Private James Elliott


James Elliott was born on 30 June 1891 at Garryharry (Garrowcarry), Letterkenny, County Donegal, son of farmer John Elliott and his wife Martha (nee Harris). By the time of the 1911 Census he was living at Garrowcarry with his aunt and uncle and working as a general labourer.

Elliott enlisted in the North Irish Horse on 9 December 1912 (No.761). He embarked for France with C Squadron on 20 August 1914, seeing action on the retreat from Mons and advance to the Aisne.

He later recounted his experiences, as told in Niall McGinley's Donegal, Ireland and the First World War:

Just after leaving his home that morning [following mobilisation] James met a neighbour woman: "Good luck in the war, James. I hope you don't get wounded." "As long as I don't lose an arm or a leg I don't mind", said he.

The grisly scemes of war which he sometimes talked about seemed unreal in the quiet countryside where he lived. Food, of course, was scarce, but often a German dug-out had ample supplies. As they entered such a place once a massive German confronted them; luckily their leader was a giant from Omagh who bayoneted him and pitch-forked him and his rifle over the parapet. They spied a blue-moulded loaf in a corner and cutting away the blue-mould they devoured it.

The rows of dead in places looked as if they had been left behind by a reaper and binder. Night was the usual time for burying them; some who had been jammed in trenches or craters were levered out with crowbars or the like, but if this proved impossible the corpse might be cut off at the legs and the trunk then interred in, say, a shell-crater.

His fondness for pranks probably preserved his sanity. If put in charge of horses at night, as punishment, he'd make a few jumps with bales of hay and pass the night riding a horse over these, keeping himself warm into the bargain. Tobacco was scarce and always in demand; he himself did not smoke. At one time a few of them collected dry dung of animals and put a layer of it in an old tobacco box; on the top they spread a thin layer of real tobacco and then sold the box to the French – whom they generally disliked.

One English soldier who was fussy and crabbed was very particular about setting up his canvas tent at night; he used to pack dried clay around his tent to keep the sides on the ground. One night James and Co. jumped on his tent, filling it with dust and particles of clay.
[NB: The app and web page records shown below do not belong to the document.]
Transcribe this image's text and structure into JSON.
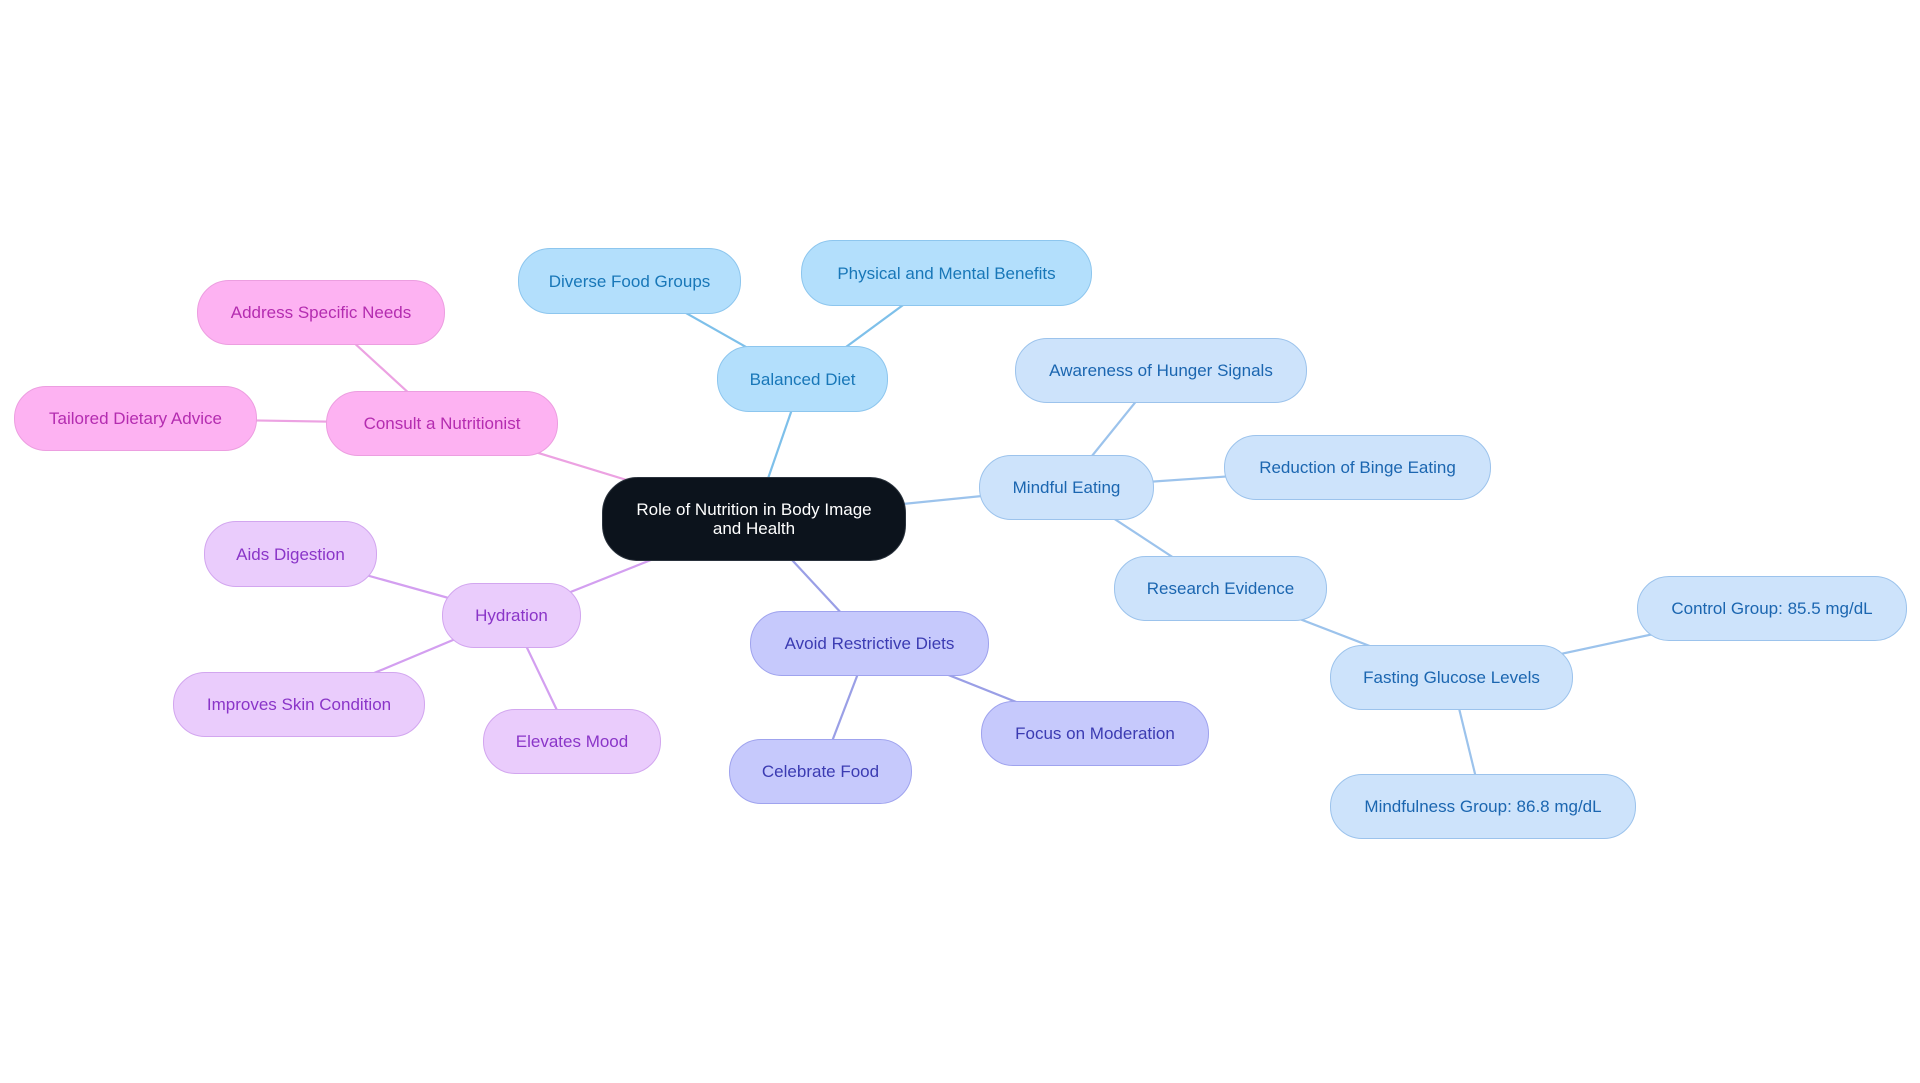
{
  "diagram": {
    "type": "mind-map",
    "root": {
      "id": "root",
      "label": "Role of Nutrition in Body Image and Health",
      "color": "#0c131c",
      "text_color": "#ffffff"
    },
    "branches": [
      {
        "id": "balanced",
        "label": "Balanced Diet",
        "theme": "sky",
        "fill": "#b3dffc",
        "stroke": "#8dc6ee",
        "text_color": "#1877b8",
        "edge_color": "#7ec0ea",
        "children": [
          {
            "id": "diverse",
            "label": "Diverse Food Groups"
          },
          {
            "id": "physical",
            "label": "Physical and Mental Benefits"
          }
        ]
      },
      {
        "id": "mindful",
        "label": "Mindful Eating",
        "theme": "blue",
        "fill": "#cde3fb",
        "stroke": "#9cc3ec",
        "text_color": "#1b66b0",
        "edge_color": "#9cc3ec",
        "children": [
          {
            "id": "aware",
            "label": "Awareness of Hunger Signals"
          },
          {
            "id": "binge",
            "label": "Reduction of Binge Eating"
          },
          {
            "id": "research",
            "label": "Research Evidence",
            "children": [
              {
                "id": "fasting",
                "label": "Fasting Glucose Levels",
                "children": [
                  {
                    "id": "control",
                    "label": "Control Group: 85.5 mg/dL"
                  },
                  {
                    "id": "mindgrp",
                    "label": "Mindfulness Group: 86.8 mg/dL"
                  }
                ]
              }
            ]
          }
        ]
      },
      {
        "id": "avoid",
        "label": "Avoid Restrictive Diets",
        "theme": "indigo",
        "fill": "#c6c9fc",
        "stroke": "#9fa3ee",
        "text_color": "#3b3bb2",
        "edge_color": "#9a9fe6",
        "children": [
          {
            "id": "moderation",
            "label": "Focus on Moderation"
          },
          {
            "id": "celebrate",
            "label": "Celebrate Food"
          }
        ]
      },
      {
        "id": "hydration",
        "label": "Hydration",
        "theme": "violet",
        "fill": "#eaccfc",
        "stroke": "#d2a6ef",
        "text_color": "#8a35c8",
        "edge_color": "#d39ff0",
        "children": [
          {
            "id": "aids",
            "label": "Aids Digestion"
          },
          {
            "id": "skin",
            "label": "Improves Skin Condition"
          },
          {
            "id": "mood",
            "label": "Elevates Mood"
          }
        ]
      },
      {
        "id": "consult",
        "label": "Consult a Nutritionist",
        "theme": "pink",
        "fill": "#fdb2f2",
        "stroke": "#ec9ee0",
        "text_color": "#b42cb0",
        "edge_color": "#eca2e2",
        "children": [
          {
            "id": "address",
            "label": "Address Specific Needs"
          },
          {
            "id": "tailored",
            "label": "Tailored Dietary Advice"
          }
        ]
      }
    ]
  },
  "labels": {
    "root": "Role of Nutrition in Body Image and Health",
    "balanced": "Balanced Diet",
    "diverse": "Diverse Food Groups",
    "physical": "Physical and Mental Benefits",
    "mindful": "Mindful Eating",
    "aware": "Awareness of Hunger Signals",
    "binge": "Reduction of Binge Eating",
    "research": "Research Evidence",
    "fasting": "Fasting Glucose Levels",
    "control": "Control Group: 85.5 mg/dL",
    "mindgrp": "Mindfulness Group: 86.8 mg/dL",
    "avoid": "Avoid Restrictive Diets",
    "moderation": "Focus on Moderation",
    "celebrate": "Celebrate Food",
    "hydration": "Hydration",
    "aids": "Aids Digestion",
    "skin": "Improves Skin Condition",
    "mood": "Elevates Mood",
    "consult": "Consult a Nutritionist",
    "address": "Address Specific Needs",
    "tailored": "Tailored Dietary Advice"
  }
}
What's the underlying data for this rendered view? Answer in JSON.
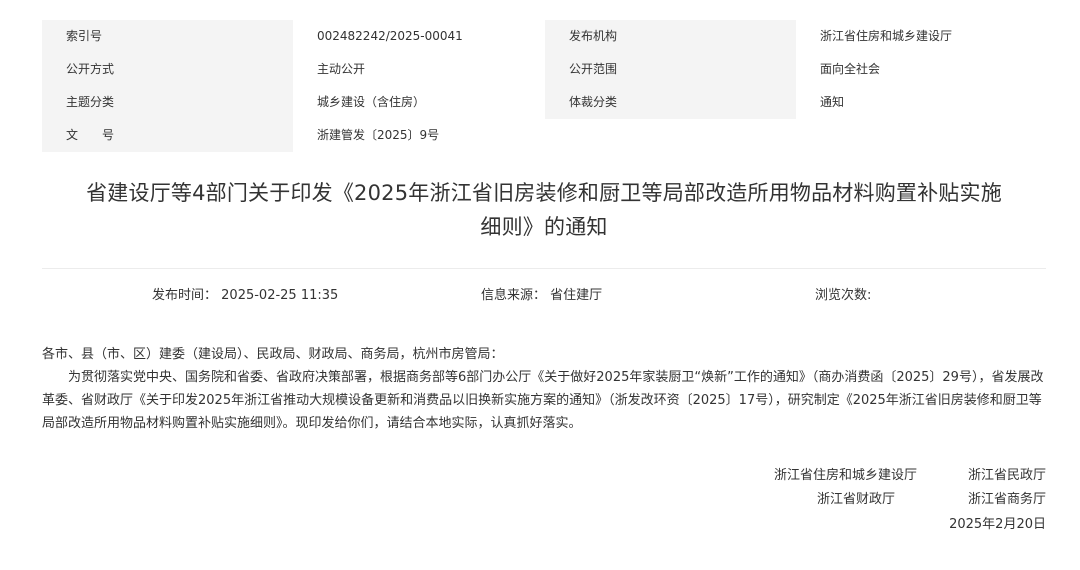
{
  "meta": {
    "rows": [
      {
        "k1": "索引号",
        "v1": "002482242/2025-00041",
        "k2": "发布机构",
        "v2": "浙江省住房和城乡建设厅"
      },
      {
        "k1": "公开方式",
        "v1": "主动公开",
        "k2": "公开范围",
        "v2": "面向全社会"
      },
      {
        "k1": "主题分类",
        "v1": "城乡建设（含住房）",
        "k2": "体裁分类",
        "v2": "通知"
      },
      {
        "k1": "文　　号",
        "v1": "浙建管发〔2025〕9号"
      }
    ]
  },
  "article": {
    "title_line1": "省建设厅等4部门关于印发《2025年浙江省旧房装修和厨卫等局部改造所用物品材料购置补贴实施",
    "title_line2": "细则》的通知",
    "publish_label": "发布时间：",
    "publish_value": "2025-02-25 11:35",
    "source_label": "信息来源：",
    "source_value": "省住建厅",
    "views_label": "浏览次数:",
    "views_value": "",
    "salutation": "各市、县（市、区）建委（建设局）、民政局、财政局、商务局，杭州市房管局：",
    "body": "为贯彻落实党中央、国务院和省委、省政府决策部署，根据商务部等6部门办公厅《关于做好2025年家装厨卫“焕新”工作的通知》（商办消费函〔2025〕29号），省发展改革委、省财政厅《关于印发2025年浙江省推动大规模设备更新和消费品以旧换新实施方案的通知》（浙发改环资〔2025〕17号），研究制定《2025年浙江省旧房装修和厨卫等局部改造所用物品材料购置补贴实施细则》。现印发给你们，请结合本地实际，认真抓好落实。",
    "signatures": [
      "浙江省住房和城乡建设厅",
      "浙江省民政厅",
      "浙江省财政厅",
      "浙江省商务厅"
    ],
    "date": "2025年2月20日"
  }
}
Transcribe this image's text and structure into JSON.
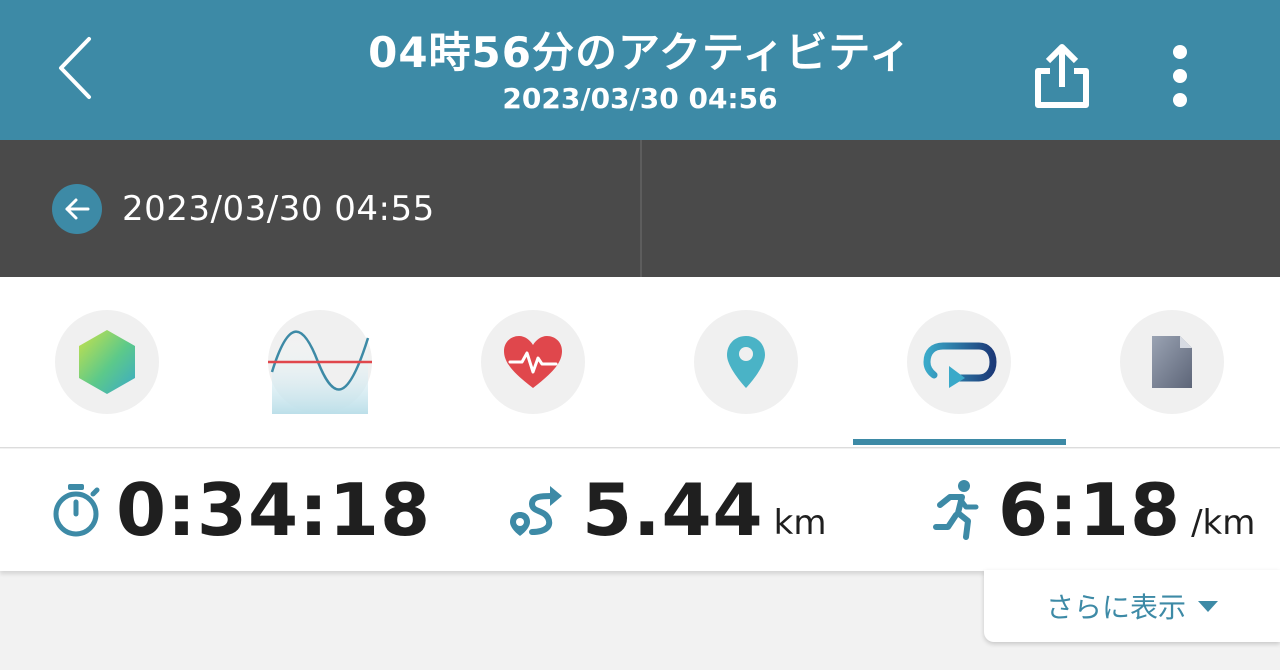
{
  "header": {
    "title": "04時56分のアクティビティ",
    "subtitle": "2023/03/30 04:56",
    "background": "#3d8aa6",
    "back_icon": "chevron-left-icon",
    "share_icon": "share-icon",
    "more_icon": "more-vertical-icon"
  },
  "segments": {
    "previous_label": "2023/03/30 04:55",
    "previous_icon": "arrow-left-icon"
  },
  "tabs": [
    {
      "name": "summary",
      "icon": "hexagon-icon"
    },
    {
      "name": "graph",
      "icon": "wave-graph-icon"
    },
    {
      "name": "heart-rate",
      "icon": "heart-rate-icon"
    },
    {
      "name": "map",
      "icon": "map-pin-icon"
    },
    {
      "name": "laps",
      "icon": "laps-icon",
      "selected": true
    },
    {
      "name": "file",
      "icon": "file-icon"
    }
  ],
  "stats": {
    "time": {
      "value": "0:34:18",
      "icon": "stopwatch-icon"
    },
    "distance": {
      "value": "5.44",
      "unit": "km",
      "icon": "route-icon"
    },
    "pace": {
      "value": "6:18",
      "unit": "/km",
      "icon": "runner-icon"
    }
  },
  "more_button": {
    "label": "さらに表示",
    "icon": "caret-down-icon"
  },
  "colors": {
    "accent": "#3d8aa6",
    "dark_bar": "#4a4a4a",
    "heart": "#e0474c"
  }
}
The man reached for his rifle and ran about in a terrible fury looking for the culprit.

A group of them went into a restaurant where one bright boy ordered very expensive meals for them all. The others knew he could not afford to pay the bill and were curious to find out the outcome; beside his table was a large low-silled window: here the big spender made his exit when he had eaten, followed by others. An innocent military policeman was cornered by the proprietor for the bill.

In June 1916, C Squadron joined with F Squadron and the 6th (Inniskilling) Dragoons Service Squadron to form the 2nd North Irish Horse Regiment, serving as corps cavalry to X Corps until September 1917, when the regiment was disbanded and most of its men were transferred to the 9th (Service) Battalion, Royal Irish Fusiliers – renamed the 9th (North Irish Horse) Battalion. Elliott, like most, was transferred on 20 September. He was issued a new regimental number – 41294 – and was posted to C Company. He probably saw action with the battalion at the Battle of Cambrai in November and December 1917.

Elliott was wounded during the retreat from St Quentin during the German spring offensive between 21 to 28 March 1918:

James was number two man feeding ammunition into a Lewis machine-gun when they were ordered to retreat. The bullets were in canisters one pair of which James had thrown across a shoulder; while bending to pick up the other pair a bullet entered his back below his ribs and cut through his lung, stopping beside his heart. ... His comrade, Chuckie Clements of Limavady, hoisted James on his back carrying him a mile and a half to the field ambulance. He was in many hospitals; a French wardsman told him after his major operation that he had been told to prepare the morgue to receive James – his heart had stopped three times!

On 30 January 1919 Elliott was discharged as no longer physically fit for war service due to his wounds (paragraph 392 xvi, King's Regulations). He was granted a pension, and as late as 1923 his level of disability was assessed at 50 per cent.

With some silver ribs and one lung he did survive – and worked hard in field and bog for over sixty years. The matron in his last hospital was a very stern personage but she had to smile at James's reply to her: "You must never eat meat on any account", she warned. "Ah matron", said James, "there'll be little danger of that in the place I'm going to!!"

Elliott died on 13 December 1982.